At The Motley Fool, we understand that it often pays to zig when Wall Street zags, but that doesn't mean we don't pay attention to what the leading money managers are buying and selling.
Every quarter, portfolio managers overseeing more than $100 million must disclose their quarter-end holdings publicly by filing Securities and Exchange Commission Form 13-F. The form lists all U.S.-traded securities the manager held at the end of the quarter. Although the form doesn't disclose the manager's short positions or intraquarter trades, it can shine a bright light on his or her long stock bets. To help us make use of 13-F data, we turned to Motley Fool partner AlphaClone, a research and investment-management firm that tracks hedge fund public disclosures and develops investment strategies based on them.
Q4 2010 update
Warren Buffett is the chairman and CEO of Berkshire Hathaway -- and, really, he needs no introduction.
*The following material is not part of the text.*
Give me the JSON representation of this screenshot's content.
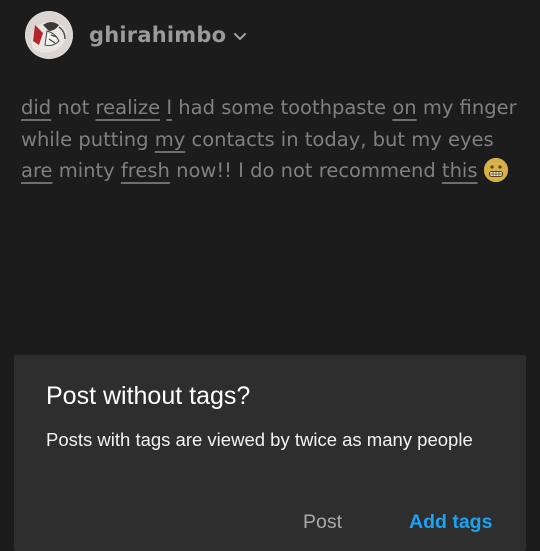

The total market value of Berkshire Hathaway's disclosed equity holdings as of Dec. 31, 2010 -- the latest quarter for which data is available -- was $52.6 billion across 25 holdings. Here's the sector breakdown, in pie-chart form:
Berkshire's 10 largest equity positions and associated changes in number of shares held as of Dec. 31 were:
(NYSE: KO)-- no change
(NYSE: WFC)-- increased 1.9%
(NYSE: AXP)-- no change
Procter & Gamble
(NYSE: PG)-- no change
(NYSE: KFT)-- no change
Johnson & Johnson
(NYSE: JNJ)-- no change
(NYSE: WMT)-- no change
- Wesco Financial -- no change
- Conoco Phillips -- no change
- 0. US Bancorp -- no change
During the quarter, Berkshire didn't buy or sell much of its existing holdings. Outside the top 10, Berkshire reduced its positions in Moody's and Bank of New York Mellon. The company did not fully liquidate any stock positions during the period.
According to AlphaClone's back-test simulation, anyone who invested in Berkshire Hathaway's 10 largest holdings at the time they were disclosed publicly each quarter would have returned 156.2% since 2000, versus 10.5% for the S&P 500 (including dividends) as of March 30. Here's a chart showing AlphaClone's back-test model:
The strategy above buys and sells its holdings each quarter, five trading days after the SEC's filing window for Form 13-F closes.
Selected Q4 2010 commentary
The consumer non-cyclical (40.7%), financial (37.4%), and services (7.6%) sectors make up most of the portfolio. Rounding things out are health care (5.4%), conglomerates (4.3%), and energy (3.8%). Here's where the portfolio is winning and losing currently:
- Current leader: Among the top 10, US Bancorp rose nearly 25% in the fourth quarter. The stock comprises 3.5% of the total Berkshire equity portfolio. US Bancorp provides financial services, including lending and depository services, cash management, foreign exchange services, and trust- and investment-management services.
- Current laggard: Johnson & Johnson was the worst performer in the top 10, gaining less than 1% in the fourth quarter. The stock is trading at a TTM price-to-earnings ratio of 12.4 and has a favorable four-star rating (out of five) in Motley Fool CAPS.
So there you have it -- the blow by blow of Berkshire Hathaway's fourth-quarter moves. Tell us what you think in the comments section below.
Company data provided by AlphaClone LLC, a San Francisco-based research and investment-management firm that tracks hedge fund public disclosures. For more information on the firm's investment approach, visit AlphaClone.
IMPORTANT DISCLOSURES FOR BACKTEST PERFORMANCE RESULTS
Backtesting is the process of evaluating a core strategy by applying it to historical data. Backtested performance results are provided for purposes of illustrating historical performance had a core strategy had been available during the relevant period. Backtested performance results are hypothetical and have inherent limitations. AlphaClone makes no representation that any core strategy will achieve performance similar to any backtested performance results. Actual results could differ materially from backtested performance and future results could differ materially from backtested performance. Past performance is no indication or guarantee of future results.